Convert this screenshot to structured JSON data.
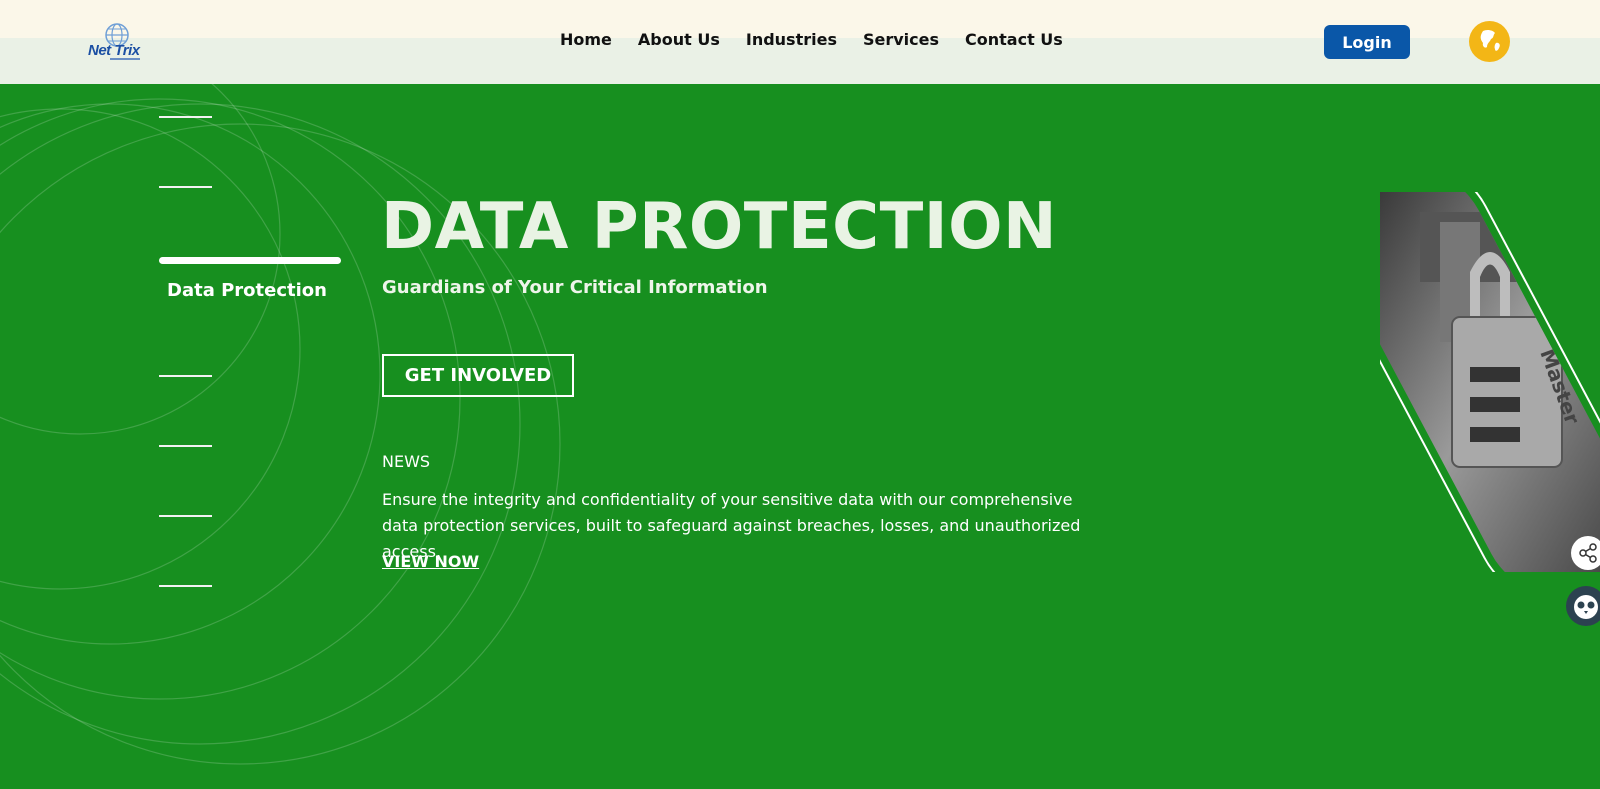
{
  "header": {
    "logo_text": "Net Trix",
    "nav": [
      "Home",
      "About Us",
      "Industries",
      "Services",
      "Contact Us"
    ],
    "login_label": "Login",
    "globe_icon": "globe-icon"
  },
  "hero": {
    "active_slide_label": "Data Protection",
    "title": "DATA PROTECTION",
    "subtitle": "Guardians of Your Critical Information",
    "cta_label": "GET INVOLVED",
    "news_label": "NEWS",
    "description": "Ensure the integrity and confidentiality of your sensitive data with our comprehensive data protection services, built to safeguard against breaches, losses, and unauthorized access.",
    "view_now_label": "VIEW NOW",
    "image_icon": "padlock-image",
    "padlock_brand": "Master"
  },
  "floating": {
    "share_icon": "share-icon",
    "assistant_icon": "owl-icon"
  },
  "colors": {
    "hero_bg": "#178f1f",
    "login_bg": "#0a57a8",
    "globe_bg": "#f3b616",
    "header_top": "#fbf7e9",
    "header_bottom": "#eaf1e6"
  }
}
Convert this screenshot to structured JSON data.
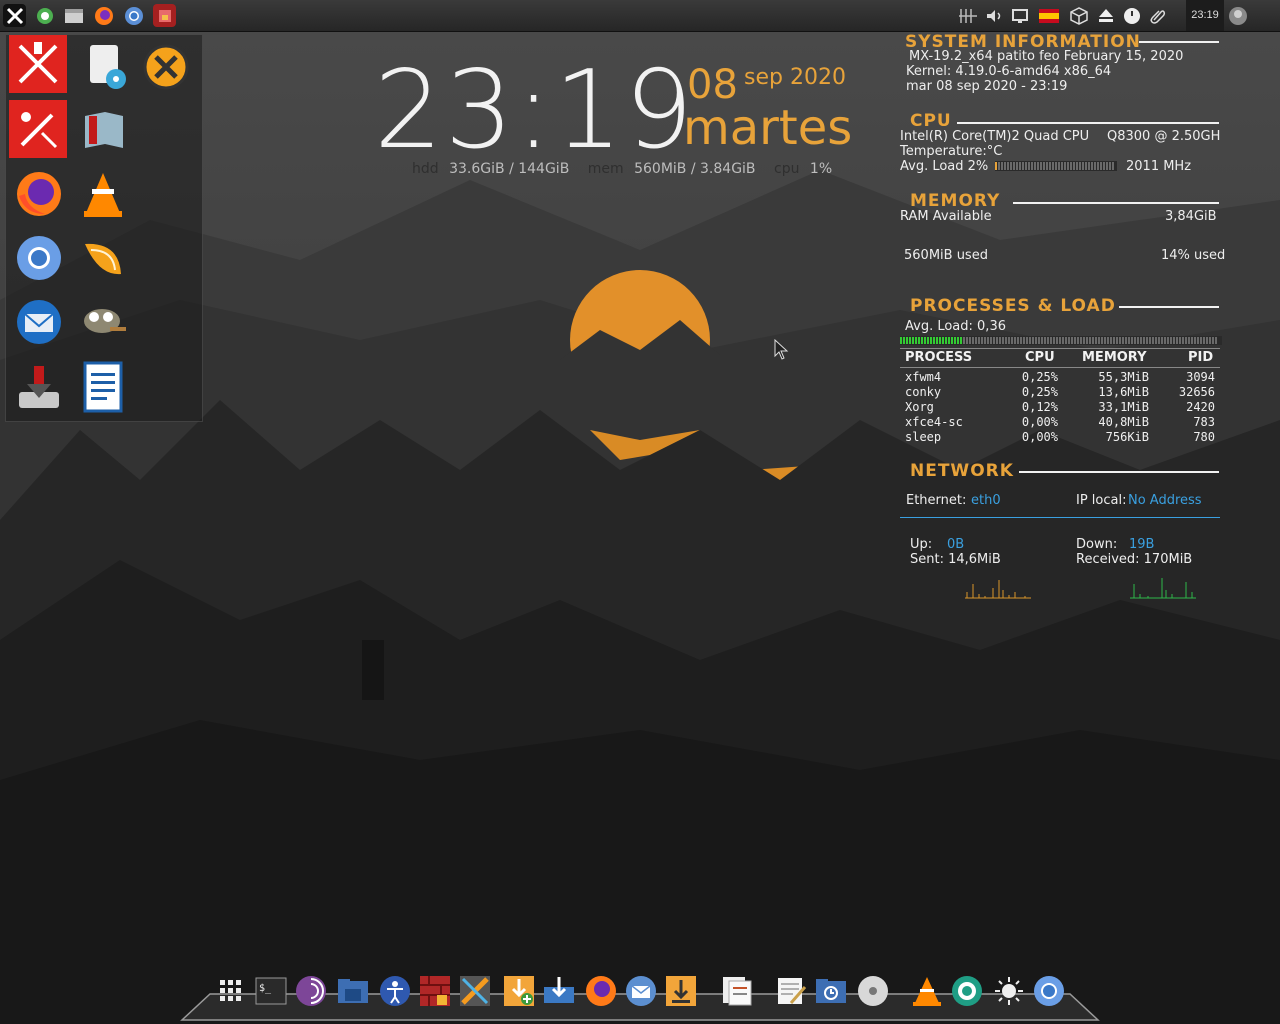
{
  "colors": {
    "accent": "#e8a33a",
    "text": "#eeeeee",
    "link": "#3aa0e0",
    "panel": "#2b2b2b"
  },
  "top_panel": {
    "launchers": [
      "mx-logo-icon",
      "update-icon",
      "file-manager-icon",
      "firefox-icon",
      "chromium-icon",
      "app-grid-icon"
    ],
    "tray": [
      "network-icon",
      "volume-icon",
      "display-icon",
      "spain-flag-icon",
      "package-icon",
      "eject-icon",
      "power-icon",
      "paperclip-icon"
    ],
    "clock": "23:19",
    "user": "avatar-icon"
  },
  "desktop_icons": [
    "mx-tools-icon",
    "document-viewer-icon",
    "crossover-icon",
    "mx-tweak-icon",
    "book-icon",
    "firefox-icon",
    "vlc-icon",
    "chromium-icon",
    "orange-icon",
    "thunderbird-icon",
    "gimp-icon",
    "installer-icon",
    "writer-icon"
  ],
  "clock_widget": {
    "time": "23:19",
    "day": "08",
    "month_year": "sep 2020",
    "weekday": "martes",
    "hdd_label": "hdd",
    "hdd_value": "33.6GiB / 144GiB",
    "mem_label": "mem",
    "mem_value": "560MiB / 3.84GiB",
    "cpu_label": "cpu",
    "cpu_value": "1%"
  },
  "conky": {
    "system": {
      "title": "SYSTEM INFORMATION",
      "line1": "MX-19.2_x64 patito feo February 15, 2020",
      "line2": "Kernel: 4.19.0-6-amd64 x86_64",
      "line3": "mar 08 sep 2020 - 23:19"
    },
    "cpu": {
      "title": "CPU",
      "model": "Intel(R) Core(TM)2 Quad CPU",
      "speed_model": "Q8300  @ 2.50GH",
      "temp": "Temperature:°C",
      "avg": "Avg. Load 2%",
      "avg_fraction": 0.02,
      "freq": "2011 MHz"
    },
    "memory": {
      "title": "MEMORY",
      "ram_label": "RAM Available",
      "ram_value": "3,84GiB",
      "used": "560MiB used",
      "used_pct": "14% used"
    },
    "processes": {
      "title": "PROCESSES & LOAD",
      "avg": "Avg. Load: 0,36",
      "avg_fraction": 0.2,
      "headers": [
        "PROCESS",
        "CPU",
        "MEMORY",
        "PID"
      ],
      "rows": [
        {
          "name": "xfwm4",
          "cpu": "0,25%",
          "mem": "55,3MiB",
          "pid": "3094"
        },
        {
          "name": "conky",
          "cpu": "0,25%",
          "mem": "13,6MiB",
          "pid": "32656"
        },
        {
          "name": "Xorg",
          "cpu": "0,12%",
          "mem": "33,1MiB",
          "pid": "2420"
        },
        {
          "name": "xfce4-sc",
          "cpu": "0,00%",
          "mem": "40,8MiB",
          "pid": "783"
        },
        {
          "name": "sleep",
          "cpu": "0,00%",
          "mem": "756KiB",
          "pid": "780"
        }
      ]
    },
    "network": {
      "title": "NETWORK",
      "eth_label": "Ethernet:",
      "eth_value": "eth0",
      "ip_label": "IP local:",
      "ip_value": "No Address",
      "up_label": "Up:",
      "up_value": "0B",
      "sent": "Sent: 14,6MiB",
      "down_label": "Down:",
      "down_value": "19B",
      "received": "Received: 170MiB"
    }
  },
  "dock": [
    "app-grid-icon",
    "terminal-icon",
    "tor-icon",
    "folder-icon",
    "accessibility-icon",
    "firewall-icon",
    "xfce-settings-icon",
    "download-plus-icon",
    "network-share-icon",
    "firefox-icon",
    "email-icon",
    "downloader-icon",
    "documents-icon",
    "text-editor-icon",
    "backup-folder-icon",
    "disc-icon",
    "vlc-icon",
    "shutter-icon",
    "brightness-icon",
    "chromium-icon"
  ]
}
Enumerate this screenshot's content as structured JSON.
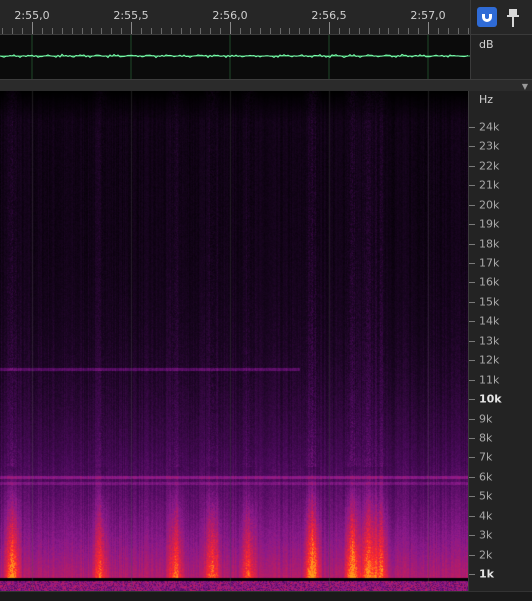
{
  "ruler": {
    "labels": [
      "2:55,0",
      "2:55,5",
      "2:56,0",
      "2:56,5",
      "2:57,0"
    ]
  },
  "toolbar": {
    "snap_icon": "magnet-icon",
    "pin_icon": "pin-icon",
    "accent_color": "#2f6bd6"
  },
  "waveform": {
    "unit": "dB",
    "color": "#3fbf6a"
  },
  "spectrogram": {
    "unit": "Hz",
    "frequency_labels": [
      "24k",
      "23k",
      "22k",
      "21k",
      "20k",
      "19k",
      "18k",
      "17k",
      "16k",
      "15k",
      "14k",
      "13k",
      "12k",
      "11k",
      "10k",
      "9k",
      "8k",
      "7k",
      "6k",
      "5k",
      "4k",
      "3k",
      "2k",
      "1k"
    ],
    "highlighted_labels": [
      "10k",
      "1k"
    ],
    "palette": [
      "#000000",
      "#1a0522",
      "#4a0a5a",
      "#8a1a8a",
      "#c81e5a",
      "#ff2a2a",
      "#ff9a1a"
    ]
  }
}
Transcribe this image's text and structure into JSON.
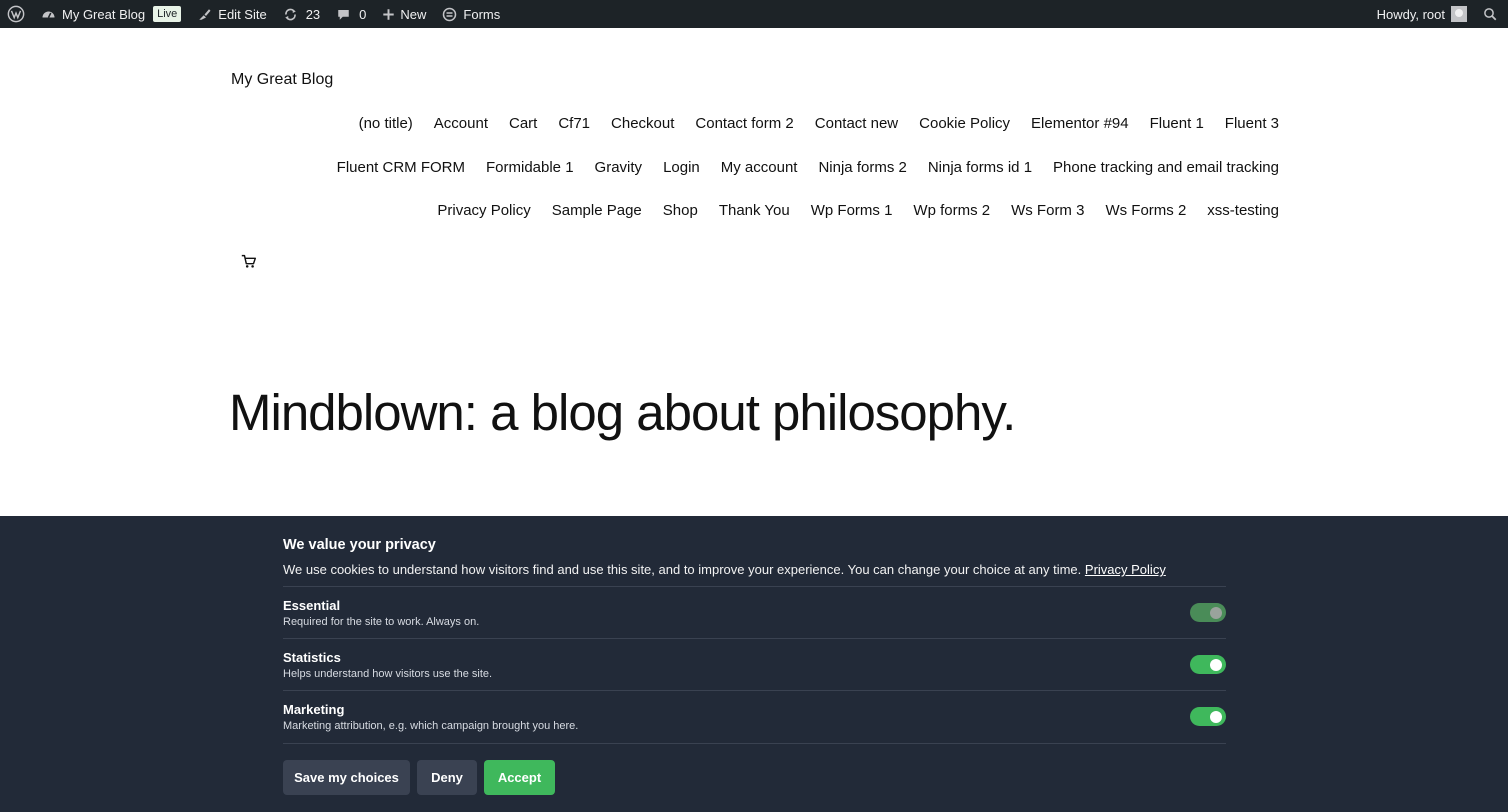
{
  "admin_bar": {
    "site_name": "My Great Blog",
    "live_badge": "Live",
    "edit_site": "Edit Site",
    "updates_count": "23",
    "comments_count": "0",
    "new_label": "New",
    "forms_label": "Forms",
    "howdy": "Howdy, root"
  },
  "site": {
    "title": "My Great Blog",
    "nav_items": [
      "(no title)",
      "Account",
      "Cart",
      "Cf71",
      "Checkout",
      "Contact form 2",
      "Contact new",
      "Cookie Policy",
      "Elementor #94",
      "Fluent 1",
      "Fluent 3",
      "Fluent CRM FORM",
      "Formidable 1",
      "Gravity",
      "Login",
      "My account",
      "Ninja forms 2",
      "Ninja forms id 1",
      "Phone tracking and email tracking",
      "Privacy Policy",
      "Sample Page",
      "Shop",
      "Thank You",
      "Wp Forms 1",
      "Wp forms 2",
      "Ws Form 3",
      "Ws Forms 2",
      "xss-testing"
    ],
    "hero_title": "Mindblown: a blog about philosophy."
  },
  "consent": {
    "title": "We value your privacy",
    "text": "We use cookies to understand how visitors find and use this site, and to improve your experience. You can change your choice at any time.",
    "privacy_link": "Privacy Policy",
    "categories": [
      {
        "title": "Essential",
        "desc": "Required for the site to work. Always on.",
        "enabled": true,
        "locked": true
      },
      {
        "title": "Statistics",
        "desc": "Helps understand how visitors use the site.",
        "enabled": true,
        "locked": false
      },
      {
        "title": "Marketing",
        "desc": "Marketing attribution, e.g. which campaign brought you here.",
        "enabled": true,
        "locked": false
      }
    ],
    "buttons": {
      "save": "Save my choices",
      "deny": "Deny",
      "accept": "Accept"
    },
    "colors": {
      "banner_bg": "#222a38",
      "accept_green": "#3fb85c",
      "secondary_button": "#3a4252"
    }
  }
}
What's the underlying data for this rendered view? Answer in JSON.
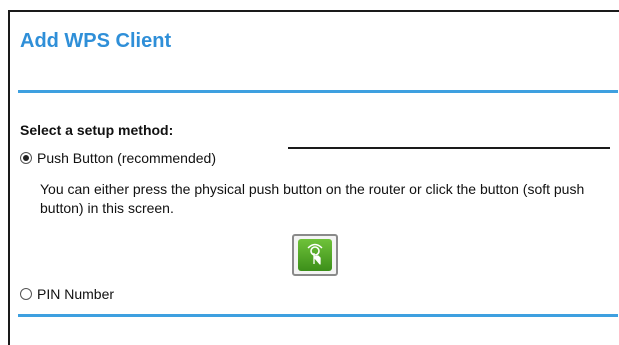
{
  "page": {
    "title": "Add WPS Client"
  },
  "setup": {
    "label": "Select a setup method:",
    "options": [
      {
        "label": "Push Button (recommended)",
        "selected": true
      },
      {
        "label": "PIN Number",
        "selected": false
      }
    ],
    "push_button_description": "You can either press the physical push button on the router or click the button (soft push button) in this screen."
  },
  "colors": {
    "title": "#2f8fd8",
    "divider": "#3ea0e0",
    "wps_button": "#4fa62a"
  },
  "icons": {
    "wps_button": "wps-push-hand-icon"
  }
}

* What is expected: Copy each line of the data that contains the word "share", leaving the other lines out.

* Result of this exercise:
    "share_icon": "share-icon",
    "network-share-icon",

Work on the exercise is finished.